**Task statement**
Set down the whole listing that follows, precisely as written.

========

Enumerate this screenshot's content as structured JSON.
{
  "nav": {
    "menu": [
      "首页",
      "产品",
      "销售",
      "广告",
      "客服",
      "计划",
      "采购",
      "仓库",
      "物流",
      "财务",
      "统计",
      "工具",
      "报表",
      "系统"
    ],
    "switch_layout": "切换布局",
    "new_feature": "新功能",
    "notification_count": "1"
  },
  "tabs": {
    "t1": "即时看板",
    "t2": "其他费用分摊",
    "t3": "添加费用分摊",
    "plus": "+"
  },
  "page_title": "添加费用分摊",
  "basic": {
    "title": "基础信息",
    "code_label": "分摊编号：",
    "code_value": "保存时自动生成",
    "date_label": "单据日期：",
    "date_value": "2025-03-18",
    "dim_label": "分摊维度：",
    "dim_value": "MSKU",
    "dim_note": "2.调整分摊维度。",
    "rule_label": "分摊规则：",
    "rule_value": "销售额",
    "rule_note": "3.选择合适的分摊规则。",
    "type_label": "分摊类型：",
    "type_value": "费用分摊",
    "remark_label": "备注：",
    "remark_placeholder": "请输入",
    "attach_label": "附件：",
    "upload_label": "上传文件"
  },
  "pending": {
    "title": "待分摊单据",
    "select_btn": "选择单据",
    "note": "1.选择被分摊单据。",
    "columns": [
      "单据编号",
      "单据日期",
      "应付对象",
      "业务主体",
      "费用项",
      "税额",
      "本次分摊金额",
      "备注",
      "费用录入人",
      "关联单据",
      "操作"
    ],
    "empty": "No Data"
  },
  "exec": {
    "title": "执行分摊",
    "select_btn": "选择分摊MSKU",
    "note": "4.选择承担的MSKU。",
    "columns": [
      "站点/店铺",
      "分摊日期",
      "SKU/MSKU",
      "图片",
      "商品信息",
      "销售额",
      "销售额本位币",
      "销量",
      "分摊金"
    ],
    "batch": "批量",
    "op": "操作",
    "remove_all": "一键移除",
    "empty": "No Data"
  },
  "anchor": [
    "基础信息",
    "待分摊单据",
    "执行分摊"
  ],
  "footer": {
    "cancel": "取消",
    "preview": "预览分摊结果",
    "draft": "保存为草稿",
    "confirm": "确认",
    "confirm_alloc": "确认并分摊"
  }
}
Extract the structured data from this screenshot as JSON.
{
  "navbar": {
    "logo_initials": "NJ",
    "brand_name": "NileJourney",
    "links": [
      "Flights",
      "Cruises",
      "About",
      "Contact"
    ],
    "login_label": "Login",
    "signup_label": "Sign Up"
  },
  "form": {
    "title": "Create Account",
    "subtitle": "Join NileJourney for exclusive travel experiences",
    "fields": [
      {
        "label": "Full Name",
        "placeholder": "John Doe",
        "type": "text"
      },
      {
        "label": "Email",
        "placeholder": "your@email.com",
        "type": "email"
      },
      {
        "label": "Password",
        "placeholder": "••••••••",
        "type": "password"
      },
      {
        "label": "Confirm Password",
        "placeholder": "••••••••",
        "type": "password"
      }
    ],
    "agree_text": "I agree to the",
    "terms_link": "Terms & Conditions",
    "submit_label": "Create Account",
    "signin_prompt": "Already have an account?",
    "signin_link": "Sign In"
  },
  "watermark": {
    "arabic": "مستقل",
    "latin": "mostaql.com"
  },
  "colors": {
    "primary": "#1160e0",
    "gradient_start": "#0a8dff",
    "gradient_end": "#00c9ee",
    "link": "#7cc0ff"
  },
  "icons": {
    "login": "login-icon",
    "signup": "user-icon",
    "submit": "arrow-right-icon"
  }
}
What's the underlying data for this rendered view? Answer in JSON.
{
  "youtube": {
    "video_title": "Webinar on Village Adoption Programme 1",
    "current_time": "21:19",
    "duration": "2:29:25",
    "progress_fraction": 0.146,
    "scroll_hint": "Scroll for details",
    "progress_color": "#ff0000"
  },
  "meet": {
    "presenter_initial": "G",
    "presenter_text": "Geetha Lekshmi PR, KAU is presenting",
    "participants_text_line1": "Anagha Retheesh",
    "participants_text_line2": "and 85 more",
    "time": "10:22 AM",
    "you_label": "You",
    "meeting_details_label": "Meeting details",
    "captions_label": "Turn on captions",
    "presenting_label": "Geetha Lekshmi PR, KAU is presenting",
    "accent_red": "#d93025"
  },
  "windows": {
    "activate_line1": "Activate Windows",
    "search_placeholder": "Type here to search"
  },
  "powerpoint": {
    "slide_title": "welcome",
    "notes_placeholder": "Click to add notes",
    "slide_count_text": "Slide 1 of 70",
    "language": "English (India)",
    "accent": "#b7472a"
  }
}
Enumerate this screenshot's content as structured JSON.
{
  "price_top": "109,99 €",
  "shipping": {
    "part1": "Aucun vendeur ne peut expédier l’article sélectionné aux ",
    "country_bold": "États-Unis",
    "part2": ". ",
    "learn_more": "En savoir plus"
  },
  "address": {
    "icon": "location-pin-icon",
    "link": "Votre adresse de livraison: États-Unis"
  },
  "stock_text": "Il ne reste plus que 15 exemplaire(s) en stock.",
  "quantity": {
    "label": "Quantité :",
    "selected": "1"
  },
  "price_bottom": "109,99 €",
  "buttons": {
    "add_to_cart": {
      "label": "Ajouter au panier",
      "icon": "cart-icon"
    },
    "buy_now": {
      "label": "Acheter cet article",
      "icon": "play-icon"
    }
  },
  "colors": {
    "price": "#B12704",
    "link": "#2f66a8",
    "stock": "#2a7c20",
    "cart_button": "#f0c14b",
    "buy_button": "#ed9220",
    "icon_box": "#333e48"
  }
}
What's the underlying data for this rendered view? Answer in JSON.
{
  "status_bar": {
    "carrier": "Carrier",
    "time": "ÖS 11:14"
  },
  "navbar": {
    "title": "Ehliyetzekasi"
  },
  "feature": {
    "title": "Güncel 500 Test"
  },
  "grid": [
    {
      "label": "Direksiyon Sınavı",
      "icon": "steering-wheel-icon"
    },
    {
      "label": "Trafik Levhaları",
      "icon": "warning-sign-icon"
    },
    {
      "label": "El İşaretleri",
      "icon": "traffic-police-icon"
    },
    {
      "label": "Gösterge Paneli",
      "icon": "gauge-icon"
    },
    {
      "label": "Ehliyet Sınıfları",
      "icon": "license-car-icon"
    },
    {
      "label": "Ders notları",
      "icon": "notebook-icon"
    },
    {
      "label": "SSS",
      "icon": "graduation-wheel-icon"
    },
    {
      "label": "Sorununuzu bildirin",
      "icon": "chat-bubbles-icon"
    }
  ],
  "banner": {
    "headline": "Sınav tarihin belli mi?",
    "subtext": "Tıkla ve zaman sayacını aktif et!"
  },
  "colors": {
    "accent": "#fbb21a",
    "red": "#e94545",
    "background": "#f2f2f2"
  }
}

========

**Exercise solution**
Enumerate this screenshot's content as structured JSON.
{
  "nav": {
    "menu": [
      "首页",
      "产品",
      "销售",
      "广告",
      "客服",
      "计划",
      "采购",
      "仓库",
      "物流",
      "财务",
      "统计",
      "工具",
      "报表",
      "系统"
    ],
    "switch_layout": "切换布局",
    "new_feature": "新功能",
    "notification_count": "1"
  },
  "tabs": {
    "t1": "即时看板",
    "t2": "其他费用分摊",
    "t3": "添加费用分摊",
    "plus": "+"
  },
  "page_title": "添加费用分摊",
  "basic": {
    "title": "基础信息",
    "code_label": "分摊编号：",
    "code_value": "保存时自动生成",
    "date_label": "单据日期：",
    "date_value": "2025-03-18",
    "dim_label": "分摊维度：",
    "dim_value": "MSKU",
    "dim_note": "2.调整分摊维度。",
    "rule_label": "分摊规则：",
    "rule_value": "销售额",
    "rule_note": "3.选择合适的分摊规则。",
    "type_label": "分摊类型：",
    "type_value": "费用分摊",
    "remark_label": "备注：",
    "remark_placeholder": "请输入",
    "attach_label": "附件：",
    "upload_label": "上传文件"
  },
  "pending": {
    "title": "待分摊单据",
    "select_btn": "选择单据",
    "note": "1.选择被分摊单据。",
    "columns": [
      "单据编号",
      "单据日期",
      "应付对象",
      "业务主体",
      "费用项",
      "税额",
      "本次分摊金额",
      "备注",
      "费用录入人",
      "关联单据",
      "操作"
    ],
    "empty": "No Data"
  },
  "exec": {
    "title": "执行分摊",
    "select_btn": "选择分摊MSKU",
    "note": "4.选择承担的MSKU。",
    "columns": [
      "站点/店铺",
      "分摊日期",
      "SKU/MSKU",
      "图片",
      "商品信息",
      "销售额",
      "销售额本位币",
      "销量",
      "分摊金"
    ],
    "batch": "批量",
    "op": "操作",
    "remove_all": "一键移除",
    "empty": "No Data"
  },
  "anchor": [
    "基础信息",
    "待分摊单据",
    "执行分摊"
  ],
  "footer": {
    "cancel": "取消",
    "preview": "预览分摊结果",
    "draft": "保存为草稿",
    "confirm": "确认",
    "confirm_alloc": "确认并分摊"
  }
}
Extract the structured data from this screenshot as JSON.
{
  "navbar": {
    "logo_initials": "NJ",
    "brand_name": "NileJourney",
    "links": [
      "Flights",
      "Cruises",
      "About",
      "Contact"
    ],
    "login_label": "Login",
    "signup_label": "Sign Up"
  },
  "form": {
    "title": "Create Account",
    "subtitle": "Join NileJourney for exclusive travel experiences",
    "fields": [
      {
        "label": "Full Name",
        "placeholder": "John Doe",
        "type": "text"
      },
      {
        "label": "Email",
        "placeholder": "your@email.com",
        "type": "email"
      },
      {
        "label": "Password",
        "placeholder": "••••••••",
        "type": "password"
      },
      {
        "label": "Confirm Password",
        "placeholder": "••••••••",
        "type": "password"
      }
    ],
    "agree_text": "I agree to the",
    "terms_link": "Terms & Conditions",
    "submit_label": "Create Account",
    "signin_prompt": "Already have an account?",
    "signin_link": "Sign In"
  },
  "watermark": {
    "arabic": "مستقل",
    "latin": "mostaql.com"
  },
  "colors": {
    "primary": "#1160e0",
    "gradient_start": "#0a8dff",
    "gradient_end": "#00c9ee",
    "link": "#7cc0ff"
  },
  "icons": {
    "login": "login-icon",
    "signup": "user-icon",
    "submit": "arrow-right-icon"
  }
}
What's the underlying data for this rendered view? Answer in JSON.
{
  "youtube": {
    "video_title": "Webinar on Village Adoption Programme 1",
    "current_time": "21:19",
    "duration": "2:29:25",
    "progress_fraction": 0.146,
    "scroll_hint": "Scroll for details",
    "progress_color": "#ff0000"
  },
  "meet": {
    "presenter_initial": "G",
    "presenter_text": "Geetha Lekshmi PR, KAU is presenting",
    "participants_text_line1": "Anagha Retheesh",
    "participants_text_line2": "and 85 more",
    "time": "10:22 AM",
    "you_label": "You",
    "meeting_details_label": "Meeting details",
    "captions_label": "Turn on captions",
    "presenting_label": "Geetha Lekshmi PR, KAU is presenting",
    "accent_red": "#d93025"
  },
  "windows": {
    "activate_line1": "Activate Windows",
    "search_placeholder": "Type here to search"
  },
  "powerpoint": {
    "slide_title": "welcome",
    "notes_placeholder": "Click to add notes",
    "slide_count_text": "Slide 1 of 70",
    "language": "English (India)",
    "accent": "#b7472a"
  }
}
Enumerate this screenshot's content as structured JSON.
{
  "price_top": "109,99 €",
  "shipping": {
    "part1": "Aucun vendeur ne peut expédier l’article sélectionné aux ",
    "country_bold": "États-Unis",
    "part2": ". ",
    "learn_more": "En savoir plus"
  },
  "address": {
    "icon": "location-pin-icon",
    "link": "Votre adresse de livraison: États-Unis"
  },
  "stock_text": "Il ne reste plus que 15 exemplaire(s) en stock.",
  "quantity": {
    "label": "Quantité :",
    "selected": "1"
  },
  "price_bottom": "109,99 €",
  "buttons": {
    "add_to_cart": {
      "label": "Ajouter au panier",
      "icon": "cart-icon"
    },
    "buy_now": {
      "label": "Acheter cet article",
      "icon": "play-icon"
    }
  },
  "colors": {
    "price": "#B12704",
    "link": "#2f66a8",
    "stock": "#2a7c20",
    "cart_button": "#f0c14b",
    "buy_button": "#ed9220",
    "icon_box": "#333e48"
  }
}
What's the underlying data for this rendered view? Answer in JSON.
{
  "status_bar": {
    "carrier": "Carrier",
    "time": "ÖS 11:14"
  },
  "navbar": {
    "title": "Ehliyetzekasi"
  },
  "feature": {
    "title": "Güncel 500 Test"
  },
  "grid": [
    {
      "label": "Direksiyon Sınavı",
      "icon": "steering-wheel-icon"
    },
    {
      "label": "Trafik Levhaları",
      "icon": "warning-sign-icon"
    },
    {
      "label": "El İşaretleri",
      "icon": "traffic-police-icon"
    },
    {
      "label": "Gösterge Paneli",
      "icon": "gauge-icon"
    },
    {
      "label": "Ehliyet Sınıfları",
      "icon": "license-car-icon"
    },
    {
      "label": "Ders notları",
      "icon": "notebook-icon"
    },
    {
      "label": "SSS",
      "icon": "graduation-wheel-icon"
    },
    {
      "label": "Sorununuzu bildirin",
      "icon": "chat-bubbles-icon"
    }
  ],
  "banner": {
    "headline": "Sınav tarihin belli mi?",
    "subtext": "Tıkla ve zaman sayacını aktif et!"
  },
  "colors": {
    "accent": "#fbb21a",
    "red": "#e94545",
    "background": "#f2f2f2"
  }
}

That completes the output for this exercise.